When you create a stack of overlays in a DPS article, which overlays take precedent over others? While the answer is complicated, it’s also logical. Before I go into which overlays win out in a stack, first I need to explain the concept of “inactive” vs. “active” overlays.
Inactive and Active Overlays
When we’re teaching the concept of interactive overlays, we like to explain that non-interactive content is added to the background image of the page while interactive overlays appear on top of this background image, which is why they’re called “overlays.” While that’s accurate, it doesn’t tell the whole story. It fails to take into account that some overlays can be active or inactive.
Let’s take a look at Colin’s image sequence of the Fremont Bridge in Seattle. You can experiment with this example in the Advanced Overlays issue of DPS Tips, or you can watch this quick 10-second video.
Notice what happens to the red arrow and the image sequence overlay. Tapping the image sequence hides the red arrow, which is part of the background image, and double-tapping the image sequence exposes the red arrow again. Why?
If DPS articles include memory-intensive overlays, you might run into trouble when viewing them on mobile device with obvious memory limitations. Sometimes the app becomes sluggish, sometimes it crashes, and sometimes it takes a PDF article too long to load.
How do you avoid these memory problems? If you go against guidance and do something like create a pan and zoom image with a 5000×5000-pixel PNG image or scale down a huge video, you’ll likely crash your app. However, in some cases, individual overlays that by themselves wouldn’t cause memory problems can be a problem when combined with other memory-intensive overlays on the same page or even on adjacent pages.
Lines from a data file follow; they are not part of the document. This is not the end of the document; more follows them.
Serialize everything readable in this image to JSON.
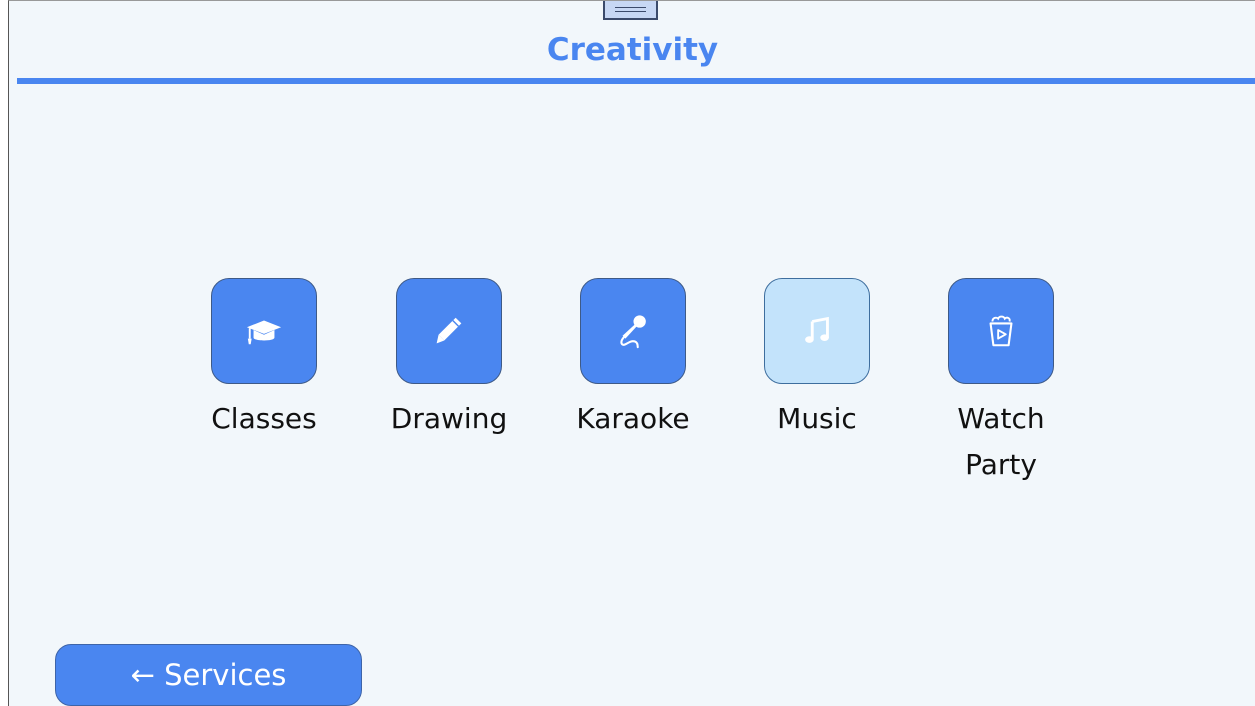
{
  "header": {
    "title": "Creativity"
  },
  "tiles": [
    {
      "label": "Classes",
      "icon": "graduation-cap-icon",
      "selected": false
    },
    {
      "label": "Drawing",
      "icon": "pencil-icon",
      "selected": false
    },
    {
      "label": "Karaoke",
      "icon": "microphone-icon",
      "selected": false
    },
    {
      "label": "Music",
      "icon": "music-note-icon",
      "selected": true
    },
    {
      "label": "Watch\nParty",
      "icon": "popcorn-play-icon",
      "selected": false
    }
  ],
  "footer": {
    "back_label": "← Services"
  },
  "colors": {
    "accent": "#4a86f0",
    "background": "#f2f7fb",
    "selected_tile": "#c3e3fb"
  }
}
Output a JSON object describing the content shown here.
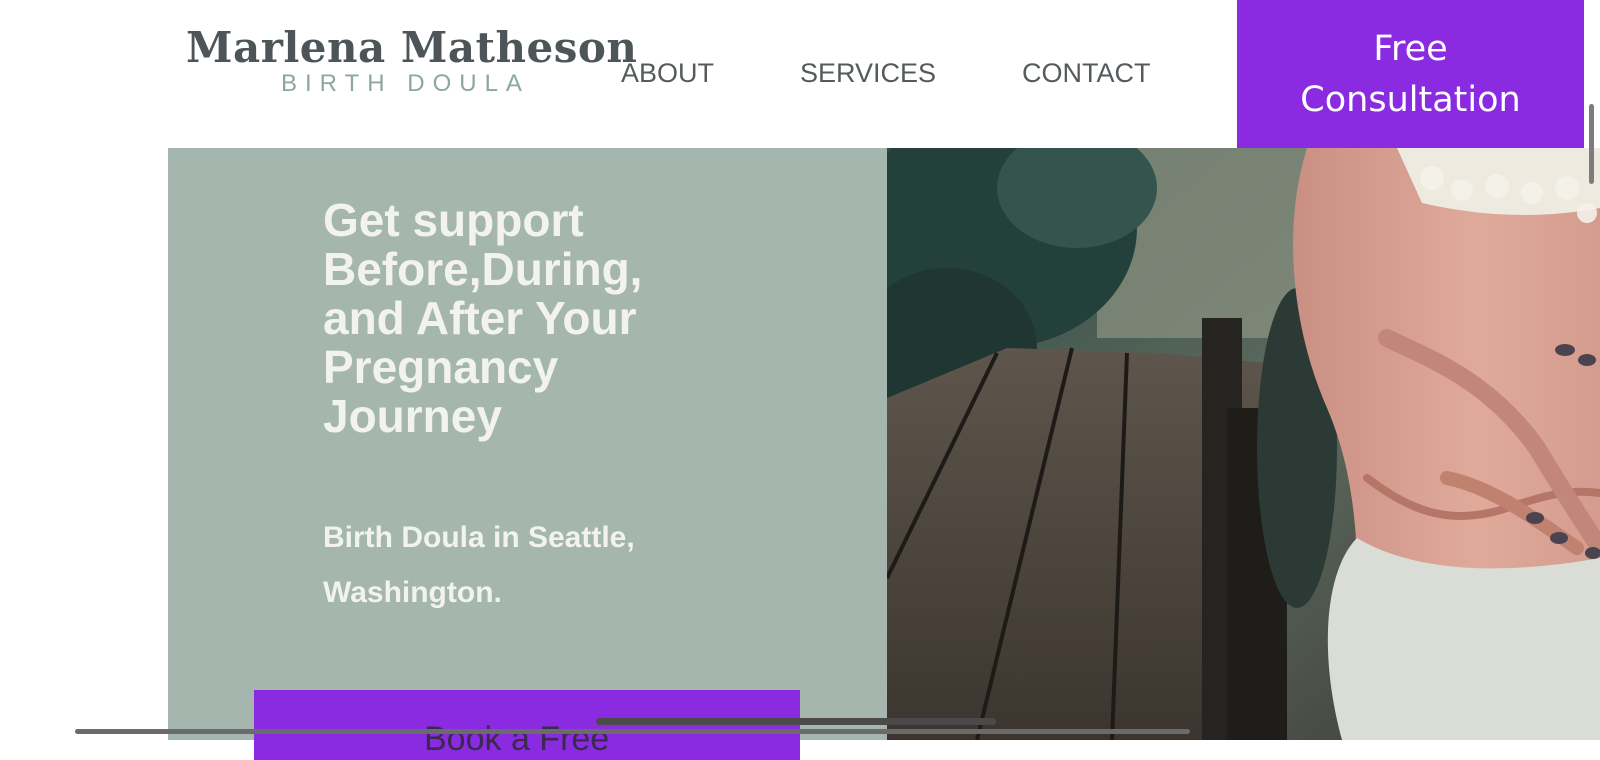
{
  "brand": {
    "name": "Marlena Matheson",
    "subtitle": "BIRTH DOULA"
  },
  "nav": {
    "items": [
      {
        "label": "ABOUT"
      },
      {
        "label": "SERVICES"
      },
      {
        "label": "CONTACT"
      }
    ],
    "cta_label": "Free Consultation"
  },
  "hero": {
    "title": "Get support Before,During, and After Your Pregnancy Journey",
    "subtitle": "Birth Doula in Seattle, Washington.",
    "button_label": "Book a Free"
  },
  "colors": {
    "accent": "#8a2be2",
    "hero_panel": "#a4b6ae",
    "hero_text": "#f2f3ee",
    "logo_text": "#4e5558",
    "logo_subtitle": "#8aa7a0"
  }
}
Whenever you turn to a page in an article, the DPS viewer loads each page above and below that article into memory, and it loads the current page of the next or previous article. This pre-loading improves the performance of articles and helps prevent crashing when users swipe quickly.
In this example, viewing page 2 of the third article loads the pages above and below it as well as the first page of the articles before and after.